What this task involves: Your answer should consist of the lines in the listing that hold "icon".

== Provided entries ==

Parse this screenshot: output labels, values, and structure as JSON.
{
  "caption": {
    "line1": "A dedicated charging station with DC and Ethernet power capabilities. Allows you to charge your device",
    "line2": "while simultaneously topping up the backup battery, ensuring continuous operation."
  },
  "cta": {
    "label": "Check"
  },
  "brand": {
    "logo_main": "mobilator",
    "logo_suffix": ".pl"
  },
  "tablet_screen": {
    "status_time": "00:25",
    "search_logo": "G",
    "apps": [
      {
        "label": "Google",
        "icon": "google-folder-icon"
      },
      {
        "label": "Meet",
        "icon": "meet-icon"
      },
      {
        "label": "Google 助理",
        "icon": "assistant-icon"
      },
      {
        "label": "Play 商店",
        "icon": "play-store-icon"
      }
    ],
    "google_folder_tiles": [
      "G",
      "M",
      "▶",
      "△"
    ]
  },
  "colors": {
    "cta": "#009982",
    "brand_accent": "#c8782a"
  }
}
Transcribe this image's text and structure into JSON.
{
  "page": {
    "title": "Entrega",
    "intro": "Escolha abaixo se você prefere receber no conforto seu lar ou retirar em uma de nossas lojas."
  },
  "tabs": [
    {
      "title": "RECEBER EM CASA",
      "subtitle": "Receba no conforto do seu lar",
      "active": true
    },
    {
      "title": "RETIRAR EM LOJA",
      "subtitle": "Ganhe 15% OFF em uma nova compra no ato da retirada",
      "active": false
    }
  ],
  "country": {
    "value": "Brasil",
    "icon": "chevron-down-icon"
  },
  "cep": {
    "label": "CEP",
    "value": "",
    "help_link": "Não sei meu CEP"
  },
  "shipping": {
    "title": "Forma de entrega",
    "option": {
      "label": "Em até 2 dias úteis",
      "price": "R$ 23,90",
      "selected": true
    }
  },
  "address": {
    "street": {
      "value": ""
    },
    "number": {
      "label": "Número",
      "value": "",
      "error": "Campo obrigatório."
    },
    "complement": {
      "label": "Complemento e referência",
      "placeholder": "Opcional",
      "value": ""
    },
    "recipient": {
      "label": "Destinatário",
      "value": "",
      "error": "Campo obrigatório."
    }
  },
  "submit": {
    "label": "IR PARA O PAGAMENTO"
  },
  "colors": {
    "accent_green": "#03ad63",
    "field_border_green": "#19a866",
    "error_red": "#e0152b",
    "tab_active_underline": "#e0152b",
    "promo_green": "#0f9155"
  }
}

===

Solution for this problem:
        "icon": "google-folder-icon"
        "icon": "meet-icon"
        "icon": "assistant-icon"
        "icon": "play-store-icon"
    "icon": "chevron-down-icon"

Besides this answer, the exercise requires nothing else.